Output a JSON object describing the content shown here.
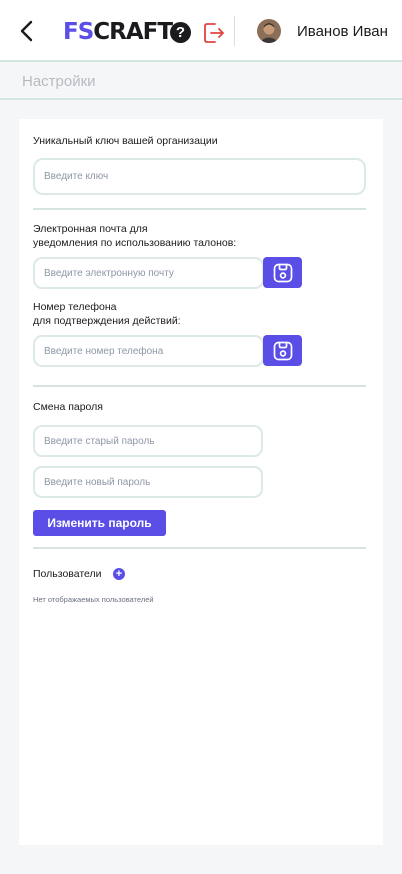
{
  "header": {
    "logo_fs": "FS",
    "logo_craft": "CRAFT",
    "help_glyph": "?",
    "user_name": "Иванов Иван",
    "icons": [
      "back-arrow-icon",
      "help-icon",
      "logout-icon",
      "avatar"
    ]
  },
  "page": {
    "title": "Настройки"
  },
  "settings": {
    "org_key": {
      "label": "Уникальный ключ вашей организации",
      "placeholder": "Введите ключ"
    },
    "email": {
      "label_line1": "Электронная почта для",
      "label_line2": "уведомления по использованию талонов:",
      "placeholder": "Введите электронную почту",
      "save_icon": "save-icon"
    },
    "phone": {
      "label_line1": "Номер телефона",
      "label_line2": "для подтверждения действий:",
      "placeholder": "Введите номер телефона",
      "save_icon": "save-icon"
    },
    "password": {
      "label": "Смена пароля",
      "old_placeholder": "Введите старый пароль",
      "new_placeholder": "Введите новый пароль",
      "button_label": "Изменить пароль"
    },
    "users": {
      "label": "Пользователи",
      "add_glyph": "+",
      "empty_text": "Нет отображаемых пользователей"
    }
  },
  "colors": {
    "accent": "#5a4ee6",
    "logout": "#e0433c",
    "divider": "#d6e4e1",
    "page_bg": "#f4f6f7"
  }
}
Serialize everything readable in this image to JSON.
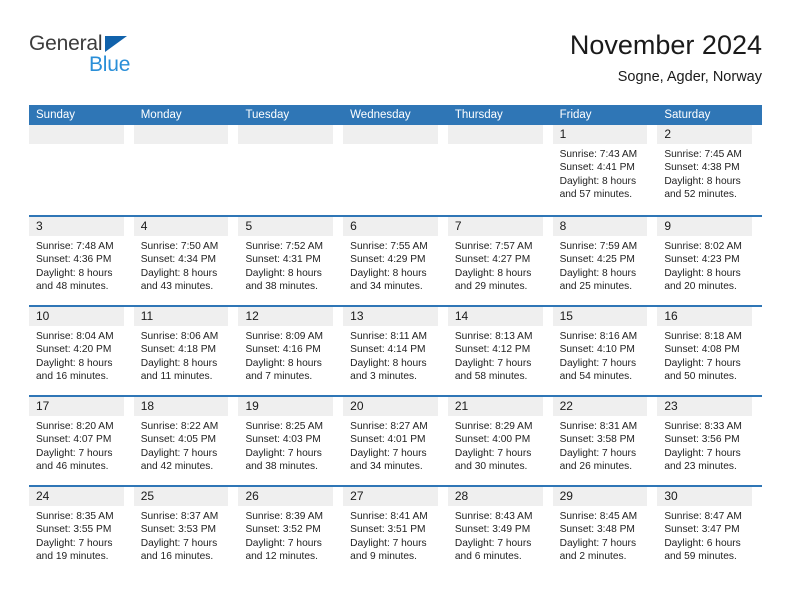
{
  "brand": {
    "name_top": "General",
    "name_bottom": "Blue"
  },
  "header": {
    "title": "November 2024",
    "location": "Sogne, Agder, Norway"
  },
  "colors": {
    "header_blue": "#2f76b6",
    "daynum_gray": "#efefef",
    "logo_blue": "#2a8fd8",
    "logo_triangle": "#1162ab",
    "text": "#1a1a1a"
  },
  "weekday_headers": [
    "Sunday",
    "Monday",
    "Tuesday",
    "Wednesday",
    "Thursday",
    "Friday",
    "Saturday"
  ],
  "labels": {
    "sunrise_prefix": "Sunrise: ",
    "sunset_prefix": "Sunset: ",
    "daylight_prefix": "Daylight: "
  },
  "weeks": [
    [
      {
        "day": "",
        "empty": true
      },
      {
        "day": "",
        "empty": true
      },
      {
        "day": "",
        "empty": true
      },
      {
        "day": "",
        "empty": true
      },
      {
        "day": "",
        "empty": true
      },
      {
        "day": "1",
        "sunrise": "Sunrise: 7:43 AM",
        "sunset": "Sunset: 4:41 PM",
        "daylight_1": "Daylight: 8 hours",
        "daylight_2": "and 57 minutes."
      },
      {
        "day": "2",
        "sunrise": "Sunrise: 7:45 AM",
        "sunset": "Sunset: 4:38 PM",
        "daylight_1": "Daylight: 8 hours",
        "daylight_2": "and 52 minutes."
      }
    ],
    [
      {
        "day": "3",
        "sunrise": "Sunrise: 7:48 AM",
        "sunset": "Sunset: 4:36 PM",
        "daylight_1": "Daylight: 8 hours",
        "daylight_2": "and 48 minutes."
      },
      {
        "day": "4",
        "sunrise": "Sunrise: 7:50 AM",
        "sunset": "Sunset: 4:34 PM",
        "daylight_1": "Daylight: 8 hours",
        "daylight_2": "and 43 minutes."
      },
      {
        "day": "5",
        "sunrise": "Sunrise: 7:52 AM",
        "sunset": "Sunset: 4:31 PM",
        "daylight_1": "Daylight: 8 hours",
        "daylight_2": "and 38 minutes."
      },
      {
        "day": "6",
        "sunrise": "Sunrise: 7:55 AM",
        "sunset": "Sunset: 4:29 PM",
        "daylight_1": "Daylight: 8 hours",
        "daylight_2": "and 34 minutes."
      },
      {
        "day": "7",
        "sunrise": "Sunrise: 7:57 AM",
        "sunset": "Sunset: 4:27 PM",
        "daylight_1": "Daylight: 8 hours",
        "daylight_2": "and 29 minutes."
      },
      {
        "day": "8",
        "sunrise": "Sunrise: 7:59 AM",
        "sunset": "Sunset: 4:25 PM",
        "daylight_1": "Daylight: 8 hours",
        "daylight_2": "and 25 minutes."
      },
      {
        "day": "9",
        "sunrise": "Sunrise: 8:02 AM",
        "sunset": "Sunset: 4:23 PM",
        "daylight_1": "Daylight: 8 hours",
        "daylight_2": "and 20 minutes."
      }
    ],
    [
      {
        "day": "10",
        "sunrise": "Sunrise: 8:04 AM",
        "sunset": "Sunset: 4:20 PM",
        "daylight_1": "Daylight: 8 hours",
        "daylight_2": "and 16 minutes."
      },
      {
        "day": "11",
        "sunrise": "Sunrise: 8:06 AM",
        "sunset": "Sunset: 4:18 PM",
        "daylight_1": "Daylight: 8 hours",
        "daylight_2": "and 11 minutes."
      },
      {
        "day": "12",
        "sunrise": "Sunrise: 8:09 AM",
        "sunset": "Sunset: 4:16 PM",
        "daylight_1": "Daylight: 8 hours",
        "daylight_2": "and 7 minutes."
      },
      {
        "day": "13",
        "sunrise": "Sunrise: 8:11 AM",
        "sunset": "Sunset: 4:14 PM",
        "daylight_1": "Daylight: 8 hours",
        "daylight_2": "and 3 minutes."
      },
      {
        "day": "14",
        "sunrise": "Sunrise: 8:13 AM",
        "sunset": "Sunset: 4:12 PM",
        "daylight_1": "Daylight: 7 hours",
        "daylight_2": "and 58 minutes."
      },
      {
        "day": "15",
        "sunrise": "Sunrise: 8:16 AM",
        "sunset": "Sunset: 4:10 PM",
        "daylight_1": "Daylight: 7 hours",
        "daylight_2": "and 54 minutes."
      },
      {
        "day": "16",
        "sunrise": "Sunrise: 8:18 AM",
        "sunset": "Sunset: 4:08 PM",
        "daylight_1": "Daylight: 7 hours",
        "daylight_2": "and 50 minutes."
      }
    ],
    [
      {
        "day": "17",
        "sunrise": "Sunrise: 8:20 AM",
        "sunset": "Sunset: 4:07 PM",
        "daylight_1": "Daylight: 7 hours",
        "daylight_2": "and 46 minutes."
      },
      {
        "day": "18",
        "sunrise": "Sunrise: 8:22 AM",
        "sunset": "Sunset: 4:05 PM",
        "daylight_1": "Daylight: 7 hours",
        "daylight_2": "and 42 minutes."
      },
      {
        "day": "19",
        "sunrise": "Sunrise: 8:25 AM",
        "sunset": "Sunset: 4:03 PM",
        "daylight_1": "Daylight: 7 hours",
        "daylight_2": "and 38 minutes."
      },
      {
        "day": "20",
        "sunrise": "Sunrise: 8:27 AM",
        "sunset": "Sunset: 4:01 PM",
        "daylight_1": "Daylight: 7 hours",
        "daylight_2": "and 34 minutes."
      },
      {
        "day": "21",
        "sunrise": "Sunrise: 8:29 AM",
        "sunset": "Sunset: 4:00 PM",
        "daylight_1": "Daylight: 7 hours",
        "daylight_2": "and 30 minutes."
      },
      {
        "day": "22",
        "sunrise": "Sunrise: 8:31 AM",
        "sunset": "Sunset: 3:58 PM",
        "daylight_1": "Daylight: 7 hours",
        "daylight_2": "and 26 minutes."
      },
      {
        "day": "23",
        "sunrise": "Sunrise: 8:33 AM",
        "sunset": "Sunset: 3:56 PM",
        "daylight_1": "Daylight: 7 hours",
        "daylight_2": "and 23 minutes."
      }
    ],
    [
      {
        "day": "24",
        "sunrise": "Sunrise: 8:35 AM",
        "sunset": "Sunset: 3:55 PM",
        "daylight_1": "Daylight: 7 hours",
        "daylight_2": "and 19 minutes."
      },
      {
        "day": "25",
        "sunrise": "Sunrise: 8:37 AM",
        "sunset": "Sunset: 3:53 PM",
        "daylight_1": "Daylight: 7 hours",
        "daylight_2": "and 16 minutes."
      },
      {
        "day": "26",
        "sunrise": "Sunrise: 8:39 AM",
        "sunset": "Sunset: 3:52 PM",
        "daylight_1": "Daylight: 7 hours",
        "daylight_2": "and 12 minutes."
      },
      {
        "day": "27",
        "sunrise": "Sunrise: 8:41 AM",
        "sunset": "Sunset: 3:51 PM",
        "daylight_1": "Daylight: 7 hours",
        "daylight_2": "and 9 minutes."
      },
      {
        "day": "28",
        "sunrise": "Sunrise: 8:43 AM",
        "sunset": "Sunset: 3:49 PM",
        "daylight_1": "Daylight: 7 hours",
        "daylight_2": "and 6 minutes."
      },
      {
        "day": "29",
        "sunrise": "Sunrise: 8:45 AM",
        "sunset": "Sunset: 3:48 PM",
        "daylight_1": "Daylight: 7 hours",
        "daylight_2": "and 2 minutes."
      },
      {
        "day": "30",
        "sunrise": "Sunrise: 8:47 AM",
        "sunset": "Sunset: 3:47 PM",
        "daylight_1": "Daylight: 6 hours",
        "daylight_2": "and 59 minutes."
      }
    ]
  ]
}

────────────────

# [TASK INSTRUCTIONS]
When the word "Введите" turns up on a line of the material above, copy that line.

# [FINISHED EXERCISE]
      "placeholder": "Введите ключ"
      "placeholder": "Введите электронную почту",
      "placeholder": "Введите номер телефона",
      "old_placeholder": "Введите старый пароль",
      "new_placeholder": "Введите новый пароль",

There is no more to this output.